(WORK REQUEST): A word-for-word restatement of the data is what is needed.

(RECORDS FOR THE EXERCISE):
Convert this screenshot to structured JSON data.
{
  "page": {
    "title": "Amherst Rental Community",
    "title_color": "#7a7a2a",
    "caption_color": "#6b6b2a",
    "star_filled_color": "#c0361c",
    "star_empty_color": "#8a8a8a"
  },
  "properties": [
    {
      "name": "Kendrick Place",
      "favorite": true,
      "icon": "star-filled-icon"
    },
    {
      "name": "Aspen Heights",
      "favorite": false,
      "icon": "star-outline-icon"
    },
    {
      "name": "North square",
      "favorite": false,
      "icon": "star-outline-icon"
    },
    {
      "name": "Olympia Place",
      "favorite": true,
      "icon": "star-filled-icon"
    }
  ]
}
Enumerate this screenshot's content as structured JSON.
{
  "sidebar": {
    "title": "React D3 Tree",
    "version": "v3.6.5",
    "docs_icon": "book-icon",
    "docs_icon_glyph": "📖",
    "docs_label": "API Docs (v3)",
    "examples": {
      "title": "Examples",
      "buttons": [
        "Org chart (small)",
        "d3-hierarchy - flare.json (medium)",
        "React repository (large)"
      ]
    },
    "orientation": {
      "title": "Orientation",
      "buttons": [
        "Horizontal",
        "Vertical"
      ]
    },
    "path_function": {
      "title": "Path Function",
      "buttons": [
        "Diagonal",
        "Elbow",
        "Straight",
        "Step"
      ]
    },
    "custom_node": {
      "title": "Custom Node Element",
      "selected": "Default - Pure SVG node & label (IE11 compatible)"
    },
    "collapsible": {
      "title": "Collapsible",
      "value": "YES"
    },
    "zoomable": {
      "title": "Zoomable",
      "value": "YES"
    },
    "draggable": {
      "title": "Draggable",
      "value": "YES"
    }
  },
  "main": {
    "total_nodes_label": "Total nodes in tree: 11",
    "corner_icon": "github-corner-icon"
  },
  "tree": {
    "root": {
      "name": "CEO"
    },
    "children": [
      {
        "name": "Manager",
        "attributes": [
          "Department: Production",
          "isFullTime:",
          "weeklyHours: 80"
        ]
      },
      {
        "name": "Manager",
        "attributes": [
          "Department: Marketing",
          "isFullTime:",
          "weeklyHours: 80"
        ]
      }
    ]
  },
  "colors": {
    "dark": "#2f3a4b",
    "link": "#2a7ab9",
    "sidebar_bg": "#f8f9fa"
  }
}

(SOLUTION TO THE EXERCISE):
Convert this screenshot to structured JSON data.
{
  "page": {
    "title": "Amherst Rental Community",
    "title_color": "#7a7a2a",
    "caption_color": "#6b6b2a",
    "star_filled_color": "#c0361c",
    "star_empty_color": "#8a8a8a"
  },
  "properties": [
    {
      "name": "Kendrick Place",
      "favorite": true,
      "icon": "star-filled-icon"
    },
    {
      "name": "Aspen Heights",
      "favorite": false,
      "icon": "star-outline-icon"
    },
    {
      "name": "North square",
      "favorite": false,
      "icon": "star-outline-icon"
    },
    {
      "name": "Olympia Place",
      "favorite": true,
      "icon": "star-filled-icon"
    }
  ]
}
Enumerate this screenshot's content as structured JSON.
{
  "sidebar": {
    "title": "React D3 Tree",
    "version": "v3.6.5",
    "docs_icon": "book-icon",
    "docs_icon_glyph": "📖",
    "docs_label": "API Docs (v3)",
    "examples": {
      "title": "Examples",
      "buttons": [
        "Org chart (small)",
        "d3-hierarchy - flare.json (medium)",
        "React repository (large)"
      ]
    },
    "orientation": {
      "title": "Orientation",
      "buttons": [
        "Horizontal",
        "Vertical"
      ]
    },
    "path_function": {
      "title": "Path Function",
      "buttons": [
        "Diagonal",
        "Elbow",
        "Straight",
        "Step"
      ]
    },
    "custom_node": {
      "title": "Custom Node Element",
      "selected": "Default - Pure SVG node & label (IE11 compatible)"
    },
    "collapsible": {
      "title": "Collapsible",
      "value": "YES"
    },
    "zoomable": {
      "title": "Zoomable",
      "value": "YES"
    },
    "draggable": {
      "title": "Draggable",
      "value": "YES"
    }
  },
  "main": {
    "total_nodes_label": "Total nodes in tree: 11",
    "corner_icon": "github-corner-icon"
  },
  "tree": {
    "root": {
      "name": "CEO"
    },
    "children": [
      {
        "name": "Manager",
        "attributes": [
          "Department: Production",
          "isFullTime:",
          "weeklyHours: 80"
        ]
      },
      {
        "name": "Manager",
        "attributes": [
          "Department: Marketing",
          "isFullTime:",
          "weeklyHours: 80"
        ]
      }
    ]
  },
  "colors": {
    "dark": "#2f3a4b",
    "link": "#2a7ab9",
    "sidebar_bg": "#f8f9fa"
  }
}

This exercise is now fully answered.